** Opening Supplied records block **

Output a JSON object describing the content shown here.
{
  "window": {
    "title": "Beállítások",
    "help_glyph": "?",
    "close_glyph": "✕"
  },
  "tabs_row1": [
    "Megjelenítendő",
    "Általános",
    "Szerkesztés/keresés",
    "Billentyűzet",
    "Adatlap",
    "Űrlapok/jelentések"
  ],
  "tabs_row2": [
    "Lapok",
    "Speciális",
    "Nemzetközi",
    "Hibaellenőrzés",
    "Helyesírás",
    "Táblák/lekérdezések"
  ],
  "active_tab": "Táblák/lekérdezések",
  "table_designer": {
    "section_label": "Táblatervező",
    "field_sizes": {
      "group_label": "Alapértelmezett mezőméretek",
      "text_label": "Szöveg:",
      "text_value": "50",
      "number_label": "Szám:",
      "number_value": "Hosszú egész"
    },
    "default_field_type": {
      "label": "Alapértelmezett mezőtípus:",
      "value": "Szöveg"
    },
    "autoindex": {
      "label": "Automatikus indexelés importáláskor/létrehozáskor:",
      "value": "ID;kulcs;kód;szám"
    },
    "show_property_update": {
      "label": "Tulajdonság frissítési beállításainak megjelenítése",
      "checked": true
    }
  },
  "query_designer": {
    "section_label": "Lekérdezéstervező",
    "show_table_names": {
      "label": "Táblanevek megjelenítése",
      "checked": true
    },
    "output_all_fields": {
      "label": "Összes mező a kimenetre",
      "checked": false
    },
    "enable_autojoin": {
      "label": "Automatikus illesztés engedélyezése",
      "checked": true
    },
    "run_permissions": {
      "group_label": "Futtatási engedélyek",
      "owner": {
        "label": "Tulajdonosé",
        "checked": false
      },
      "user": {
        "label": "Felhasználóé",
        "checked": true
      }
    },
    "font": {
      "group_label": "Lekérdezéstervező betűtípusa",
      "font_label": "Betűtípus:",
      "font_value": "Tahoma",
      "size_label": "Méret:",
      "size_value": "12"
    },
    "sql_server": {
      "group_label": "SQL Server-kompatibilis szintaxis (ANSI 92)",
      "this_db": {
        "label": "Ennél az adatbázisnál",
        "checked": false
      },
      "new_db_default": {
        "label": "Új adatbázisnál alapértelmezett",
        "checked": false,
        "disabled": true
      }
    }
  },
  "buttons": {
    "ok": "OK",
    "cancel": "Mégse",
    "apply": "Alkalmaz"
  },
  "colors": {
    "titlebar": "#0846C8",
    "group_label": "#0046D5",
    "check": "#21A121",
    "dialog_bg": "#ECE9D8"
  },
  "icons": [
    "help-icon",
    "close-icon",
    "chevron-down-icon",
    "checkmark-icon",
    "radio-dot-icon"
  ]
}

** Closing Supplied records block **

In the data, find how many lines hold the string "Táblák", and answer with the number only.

▶ **Answer to the exercise**: 2